Toyota 4Runner 1996-2002: How to Install Trailer Wiring Harness
Owning a Toyota 4Runner allows you to tow trailers, but you're not going anywhere before installing the wiring harness.
This article applies to the Toyota 4Runner (1996-2002).
It is an amazing thing that you can tow a trailer with your Toyota 4Runner; a benefit most car owners don't have. But before you start towing, you have to understand that without a wiring harness, you will get a sizable ticket. The wiring harness allows your trailer's brake lights and taillights to work with your car. Without it, you can be faced with a ticket. Installing a wiring harness could be complicated, but thanks to technology, now you can buy a wiring harness that connects to your taillight, which then takes power directly from it. Read on to learn how to get your trailer wiring harness going in the Toyota 4Runner.

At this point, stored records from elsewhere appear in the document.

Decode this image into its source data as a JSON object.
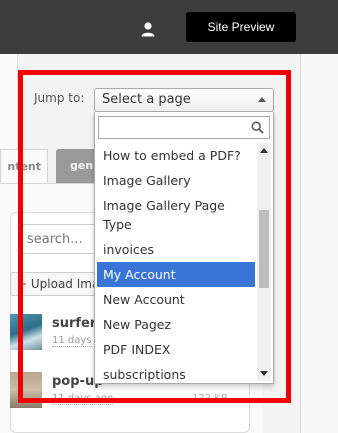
{
  "topbar": {
    "user_icon": "user-icon",
    "site_preview_label": "Site Preview",
    "background": "#3c3c3c"
  },
  "jump": {
    "label": "Jump to:",
    "select_value": "Select a page",
    "search_value": "",
    "items": [
      "How to embed a PDF?",
      "Image Gallery",
      "Image Gallery Page Type",
      "invoices",
      "My Account",
      "New Account",
      "New Pagez",
      "PDF INDEX",
      "subscriptions"
    ],
    "selected_item": "My Account",
    "selected_color": "#3875d7"
  },
  "tabs": [
    {
      "label": "ntent"
    },
    {
      "label": "gen"
    }
  ],
  "files": {
    "search_placeholder": "search...",
    "upload_label": "+ Upload Ima",
    "items": [
      {
        "name": "surfer.",
        "meta": "11 days",
        "size": ""
      },
      {
        "name": "pop-up",
        "meta": "11 days ago",
        "size": "122 KB"
      }
    ]
  },
  "annotation": {
    "highlight_color": "#f30000"
  }
}
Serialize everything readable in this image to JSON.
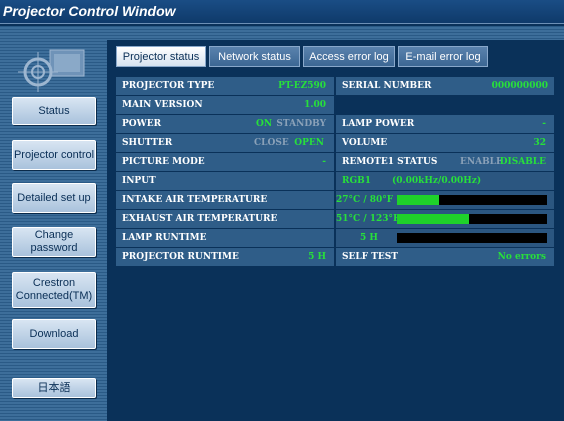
{
  "window": {
    "title": "Projector Control Window"
  },
  "sidebar": {
    "buttons": [
      {
        "label": "Status"
      },
      {
        "label": "Projector control"
      },
      {
        "label": "Detailed set up"
      },
      {
        "label": "Change password"
      },
      {
        "label": "Crestron Connected(TM)"
      },
      {
        "label": "Download"
      },
      {
        "label": "日本語"
      }
    ]
  },
  "tabs": [
    {
      "label": "Projector status"
    },
    {
      "label": "Network status"
    },
    {
      "label": "Access error log"
    },
    {
      "label": "E-mail error log"
    }
  ],
  "status": {
    "projector_type": {
      "label": "PROJECTOR TYPE",
      "value": "PT-EZ590"
    },
    "serial_number": {
      "label": "SERIAL NUMBER",
      "value": "000000000"
    },
    "main_version": {
      "label": "MAIN VERSION",
      "value": "1.00"
    },
    "power": {
      "label": "POWER",
      "on": "ON",
      "standby": "STANDBY"
    },
    "lamp_power": {
      "label": "LAMP POWER",
      "value": "-"
    },
    "shutter": {
      "label": "SHUTTER",
      "close": "CLOSE",
      "open": "OPEN"
    },
    "volume": {
      "label": "VOLUME",
      "value": "32"
    },
    "picture_mode": {
      "label": "PICTURE MODE",
      "value": "-"
    },
    "remote1_status": {
      "label": "REMOTE1 STATUS",
      "enable": "ENABLE",
      "disable": "DISABLE"
    },
    "input": {
      "label": "INPUT",
      "value": "RGB1",
      "freq": "(0.00kHz/0.00Hz)"
    },
    "intake_temp": {
      "label": "INTAKE AIR TEMPERATURE",
      "value": "27°C / 80°F",
      "level": 0.28
    },
    "exhaust_temp": {
      "label": "EXHAUST AIR TEMPERATURE",
      "value": "51°C / 123°F",
      "level": 0.48
    },
    "lamp_runtime": {
      "label": "LAMP RUNTIME",
      "value": "5 H",
      "level": 0.0
    },
    "projector_runtime": {
      "label": "PROJECTOR RUNTIME",
      "value": "5 H"
    },
    "self_test": {
      "label": "SELF TEST",
      "value": "No errors"
    }
  },
  "colors": {
    "accent_green": "#27e03a",
    "background": "#0a3159",
    "dim_text": "#8aa1b8"
  }
}
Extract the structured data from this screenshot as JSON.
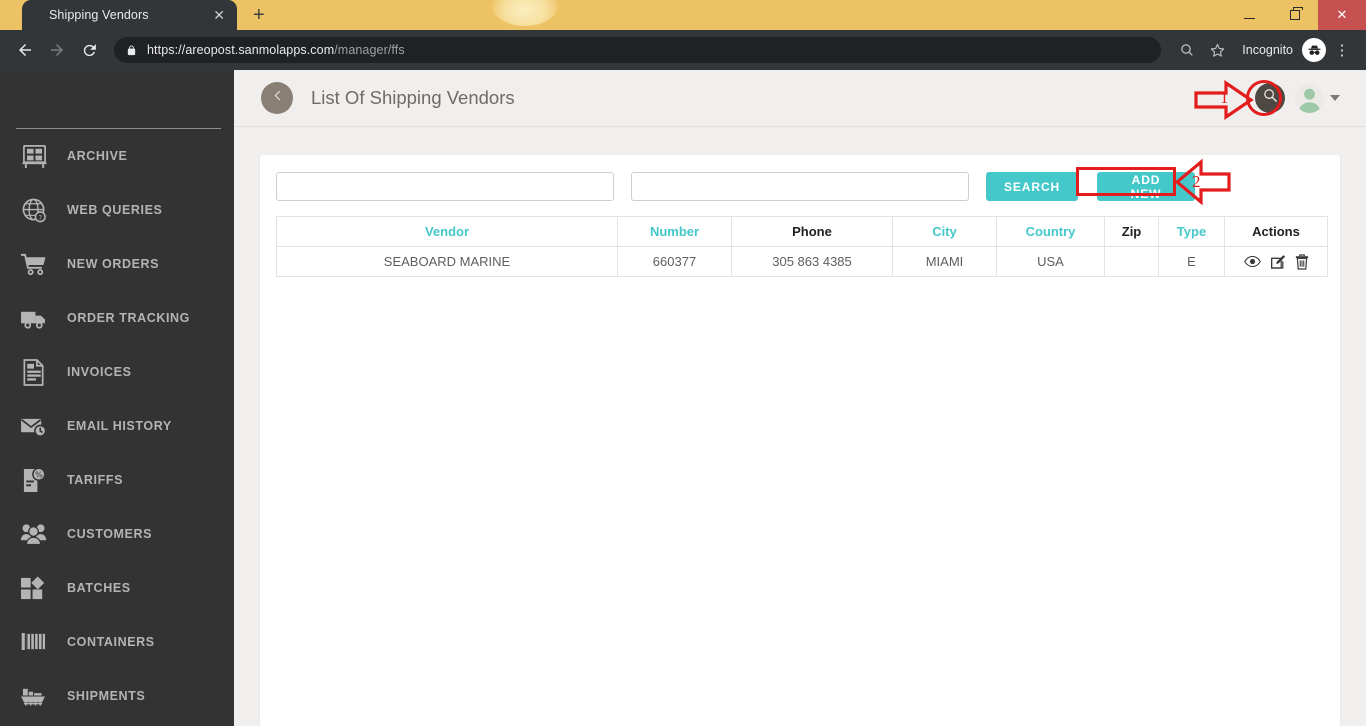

- Phillips screwdriver
- Trailer wiring harness
Step 1 – Disconnect negative battery terminal
Use your wrench to disconnect the negative (black) battery terminal. Wrap it in a towel so it doesn't touch any metal components and cause a spark.
Step 2 – Remove tail light assembly
Use your Phillips screwdriver to remove the two screws holding the tail light in place. Give the tail light a gentle tap to the outside to pop it off.
Step 3 – Install trailer wiring harness
The trailer wiring harness should have three ends: one attaches to the light bulb, one attaches to the harness that the bulb used to be attached to, and the third end is what attaches to the trailer's wiring harness. Remove the light bulb, and install it on one end of the harness, then install the second end to the electrical harness that was attached to the bulb. Feed the whole trailer wiring harness through the tail light assembly hole, and down. You will have to feed it through the liner until you see it from the bottom.
Step 4 – Install tail light
Install the tail light in place by tightening the two screws holding it in place. Then use whatever clamps that came with the trailer wiring harness to attach it to the frame, leaving the end of it, which attaches to the trailer's wiring, accessible.